▸ **About this exercise**
An exact reproduction of all entries is expected.

Top of Records shown

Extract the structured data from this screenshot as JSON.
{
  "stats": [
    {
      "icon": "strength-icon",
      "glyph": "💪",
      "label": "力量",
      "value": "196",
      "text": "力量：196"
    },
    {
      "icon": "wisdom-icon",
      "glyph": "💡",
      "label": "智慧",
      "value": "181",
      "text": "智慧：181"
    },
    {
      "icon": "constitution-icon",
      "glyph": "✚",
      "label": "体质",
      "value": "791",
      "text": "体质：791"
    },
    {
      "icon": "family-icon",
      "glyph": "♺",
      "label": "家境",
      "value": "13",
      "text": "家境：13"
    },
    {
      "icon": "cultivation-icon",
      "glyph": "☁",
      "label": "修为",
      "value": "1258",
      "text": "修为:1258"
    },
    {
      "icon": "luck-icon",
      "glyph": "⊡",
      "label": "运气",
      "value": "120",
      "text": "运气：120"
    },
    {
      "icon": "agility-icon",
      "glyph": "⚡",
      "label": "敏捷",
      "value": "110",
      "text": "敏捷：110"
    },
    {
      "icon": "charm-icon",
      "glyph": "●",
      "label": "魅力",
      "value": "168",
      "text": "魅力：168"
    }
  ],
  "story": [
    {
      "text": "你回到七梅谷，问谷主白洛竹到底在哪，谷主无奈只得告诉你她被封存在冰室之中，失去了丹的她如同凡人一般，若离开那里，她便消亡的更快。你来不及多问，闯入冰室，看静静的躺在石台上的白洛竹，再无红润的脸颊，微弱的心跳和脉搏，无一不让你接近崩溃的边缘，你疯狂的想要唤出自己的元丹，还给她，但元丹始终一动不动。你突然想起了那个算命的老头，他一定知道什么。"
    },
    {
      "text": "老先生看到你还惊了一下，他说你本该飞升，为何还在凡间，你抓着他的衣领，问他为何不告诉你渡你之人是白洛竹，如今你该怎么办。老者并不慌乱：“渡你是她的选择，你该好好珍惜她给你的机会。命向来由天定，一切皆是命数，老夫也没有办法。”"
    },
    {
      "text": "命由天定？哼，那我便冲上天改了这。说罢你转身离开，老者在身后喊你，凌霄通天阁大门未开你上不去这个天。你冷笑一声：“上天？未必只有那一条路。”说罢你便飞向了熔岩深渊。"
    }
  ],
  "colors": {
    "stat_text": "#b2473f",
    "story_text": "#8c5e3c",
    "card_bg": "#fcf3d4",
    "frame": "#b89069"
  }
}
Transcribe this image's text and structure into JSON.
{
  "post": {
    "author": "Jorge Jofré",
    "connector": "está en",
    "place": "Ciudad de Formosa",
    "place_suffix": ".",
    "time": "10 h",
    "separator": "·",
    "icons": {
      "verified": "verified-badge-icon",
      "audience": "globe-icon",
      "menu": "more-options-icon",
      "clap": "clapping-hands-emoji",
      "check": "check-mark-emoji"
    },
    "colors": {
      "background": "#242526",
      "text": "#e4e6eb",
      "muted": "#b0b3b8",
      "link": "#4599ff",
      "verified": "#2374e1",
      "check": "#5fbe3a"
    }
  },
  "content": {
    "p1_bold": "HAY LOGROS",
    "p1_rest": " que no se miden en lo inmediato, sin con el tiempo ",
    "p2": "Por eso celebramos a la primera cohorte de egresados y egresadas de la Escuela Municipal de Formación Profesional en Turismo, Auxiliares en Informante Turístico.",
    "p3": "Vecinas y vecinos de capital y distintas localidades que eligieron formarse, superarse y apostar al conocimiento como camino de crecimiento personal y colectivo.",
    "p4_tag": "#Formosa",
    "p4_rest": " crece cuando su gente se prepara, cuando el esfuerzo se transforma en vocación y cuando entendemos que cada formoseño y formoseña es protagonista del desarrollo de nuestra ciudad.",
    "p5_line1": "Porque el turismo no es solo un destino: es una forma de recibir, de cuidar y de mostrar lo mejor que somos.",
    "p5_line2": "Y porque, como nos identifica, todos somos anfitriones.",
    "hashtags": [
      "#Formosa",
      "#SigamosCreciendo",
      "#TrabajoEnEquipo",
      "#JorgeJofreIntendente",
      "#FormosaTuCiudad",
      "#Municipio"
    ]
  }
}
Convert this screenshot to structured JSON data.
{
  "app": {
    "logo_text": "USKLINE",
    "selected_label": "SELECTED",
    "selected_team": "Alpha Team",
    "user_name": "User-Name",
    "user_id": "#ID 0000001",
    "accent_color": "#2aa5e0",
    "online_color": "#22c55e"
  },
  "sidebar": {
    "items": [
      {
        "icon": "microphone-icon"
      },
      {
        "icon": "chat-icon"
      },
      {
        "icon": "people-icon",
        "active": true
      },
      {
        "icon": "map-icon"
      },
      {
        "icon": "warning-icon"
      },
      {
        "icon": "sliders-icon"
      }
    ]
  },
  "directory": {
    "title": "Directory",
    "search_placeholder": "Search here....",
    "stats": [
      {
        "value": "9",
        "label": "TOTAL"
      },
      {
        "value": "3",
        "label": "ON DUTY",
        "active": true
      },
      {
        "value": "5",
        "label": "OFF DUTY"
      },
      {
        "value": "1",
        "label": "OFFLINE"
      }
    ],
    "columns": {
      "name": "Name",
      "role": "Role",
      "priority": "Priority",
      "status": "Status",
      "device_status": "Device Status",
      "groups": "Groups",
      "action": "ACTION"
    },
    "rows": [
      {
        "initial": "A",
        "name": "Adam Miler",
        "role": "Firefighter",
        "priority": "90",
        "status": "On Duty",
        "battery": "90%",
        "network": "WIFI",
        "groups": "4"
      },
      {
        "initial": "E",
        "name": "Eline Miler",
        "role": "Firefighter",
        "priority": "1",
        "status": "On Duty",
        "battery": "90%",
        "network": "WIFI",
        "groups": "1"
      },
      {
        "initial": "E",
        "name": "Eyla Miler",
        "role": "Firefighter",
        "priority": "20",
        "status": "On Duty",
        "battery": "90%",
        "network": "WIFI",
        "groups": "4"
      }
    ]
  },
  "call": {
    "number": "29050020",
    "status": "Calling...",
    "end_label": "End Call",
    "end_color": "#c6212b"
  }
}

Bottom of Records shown

▸ **Result of the task**
Extract the structured data from this screenshot as JSON.
{
  "stats": [
    {
      "icon": "strength-icon",
      "glyph": "💪",
      "label": "力量",
      "value": "196",
      "text": "力量：196"
    },
    {
      "icon": "wisdom-icon",
      "glyph": "💡",
      "label": "智慧",
      "value": "181",
      "text": "智慧：181"
    },
    {
      "icon": "constitution-icon",
      "glyph": "✚",
      "label": "体质",
      "value": "791",
      "text": "体质：791"
    },
    {
      "icon": "family-icon",
      "glyph": "♺",
      "label": "家境",
      "value": "13",
      "text": "家境：13"
    },
    {
      "icon": "cultivation-icon",
      "glyph": "☁",
      "label": "修为",
      "value": "1258",
      "text": "修为:1258"
    },
    {
      "icon": "luck-icon",
      "glyph": "⊡",
      "label": "运气",
      "value": "120",
      "text": "运气：120"
    },
    {
      "icon": "agility-icon",
      "glyph": "⚡",
      "label": "敏捷",
      "value": "110",
      "text": "敏捷：110"
    },
    {
      "icon": "charm-icon",
      "glyph": "●",
      "label": "魅力",
      "value": "168",
      "text": "魅力：168"
    }
  ],
  "story": [
    {
      "text": "你回到七梅谷，问谷主白洛竹到底在哪，谷主无奈只得告诉你她被封存在冰室之中，失去了丹的她如同凡人一般，若离开那里，她便消亡的更快。你来不及多问，闯入冰室，看静静的躺在石台上的白洛竹，再无红润的脸颊，微弱的心跳和脉搏，无一不让你接近崩溃的边缘，你疯狂的想要唤出自己的元丹，还给她，但元丹始终一动不动。你突然想起了那个算命的老头，他一定知道什么。"
    },
    {
      "text": "老先生看到你还惊了一下，他说你本该飞升，为何还在凡间，你抓着他的衣领，问他为何不告诉你渡你之人是白洛竹，如今你该怎么办。老者并不慌乱：“渡你是她的选择，你该好好珍惜她给你的机会。命向来由天定，一切皆是命数，老夫也没有办法。”"
    },
    {
      "text": "命由天定？哼，那我便冲上天改了这。说罢你转身离开，老者在身后喊你，凌霄通天阁大门未开你上不去这个天。你冷笑一声：“上天？未必只有那一条路。”说罢你便飞向了熔岩深渊。"
    }
  ],
  "colors": {
    "stat_text": "#b2473f",
    "story_text": "#8c5e3c",
    "card_bg": "#fcf3d4",
    "frame": "#b89069"
  }
}
Transcribe this image's text and structure into JSON.
{
  "post": {
    "author": "Jorge Jofré",
    "connector": "está en",
    "place": "Ciudad de Formosa",
    "place_suffix": ".",
    "time": "10 h",
    "separator": "·",
    "icons": {
      "verified": "verified-badge-icon",
      "audience": "globe-icon",
      "menu": "more-options-icon",
      "clap": "clapping-hands-emoji",
      "check": "check-mark-emoji"
    },
    "colors": {
      "background": "#242526",
      "text": "#e4e6eb",
      "muted": "#b0b3b8",
      "link": "#4599ff",
      "verified": "#2374e1",
      "check": "#5fbe3a"
    }
  },
  "content": {
    "p1_bold": "HAY LOGROS",
    "p1_rest": " que no se miden en lo inmediato, sin con el tiempo ",
    "p2": "Por eso celebramos a la primera cohorte de egresados y egresadas de la Escuela Municipal de Formación Profesional en Turismo, Auxiliares en Informante Turístico.",
    "p3": "Vecinas y vecinos de capital y distintas localidades que eligieron formarse, superarse y apostar al conocimiento como camino de crecimiento personal y colectivo.",
    "p4_tag": "#Formosa",
    "p4_rest": " crece cuando su gente se prepara, cuando el esfuerzo se transforma en vocación y cuando entendemos que cada formoseño y formoseña es protagonista del desarrollo de nuestra ciudad.",
    "p5_line1": "Porque el turismo no es solo un destino: es una forma de recibir, de cuidar y de mostrar lo mejor que somos.",
    "p5_line2": "Y porque, como nos identifica, todos somos anfitriones.",
    "hashtags": [
      "#Formosa",
      "#SigamosCreciendo",
      "#TrabajoEnEquipo",
      "#JorgeJofreIntendente",
      "#FormosaTuCiudad",
      "#Municipio"
    ]
  }
}
Convert this screenshot to structured JSON data.
{
  "app": {
    "logo_text": "USKLINE",
    "selected_label": "SELECTED",
    "selected_team": "Alpha Team",
    "user_name": "User-Name",
    "user_id": "#ID 0000001",
    "accent_color": "#2aa5e0",
    "online_color": "#22c55e"
  },
  "sidebar": {
    "items": [
      {
        "icon": "microphone-icon"
      },
      {
        "icon": "chat-icon"
      },
      {
        "icon": "people-icon",
        "active": true
      },
      {
        "icon": "map-icon"
      },
      {
        "icon": "warning-icon"
      },
      {
        "icon": "sliders-icon"
      }
    ]
  },
  "directory": {
    "title": "Directory",
    "search_placeholder": "Search here....",
    "stats": [
      {
        "value": "9",
        "label": "TOTAL"
      },
      {
        "value": "3",
        "label": "ON DUTY",
        "active": true
      },
      {
        "value": "5",
        "label": "OFF DUTY"
      },
      {
        "value": "1",
        "label": "OFFLINE"
      }
    ],
    "columns": {
      "name": "Name",
      "role": "Role",
      "priority": "Priority",
      "status": "Status",
      "device_status": "Device Status",
      "groups": "Groups",
      "action": "ACTION"
    },
    "rows": [
      {
        "initial": "A",
        "name": "Adam Miler",
        "role": "Firefighter",
        "priority": "90",
        "status": "On Duty",
        "battery": "90%",
        "network": "WIFI",
        "groups": "4"
      },
      {
        "initial": "E",
        "name": "Eline Miler",
        "role": "Firefighter",
        "priority": "1",
        "status": "On Duty",
        "battery": "90%",
        "network": "WIFI",
        "groups": "1"
      },
      {
        "initial": "E",
        "name": "Eyla Miler",
        "role": "Firefighter",
        "priority": "20",
        "status": "On Duty",
        "battery": "90%",
        "network": "WIFI",
        "groups": "4"
      }
    ]
  },
  "call": {
    "number": "29050020",
    "status": "Calling...",
    "end_label": "End Call",
    "end_color": "#c6212b"
  }
}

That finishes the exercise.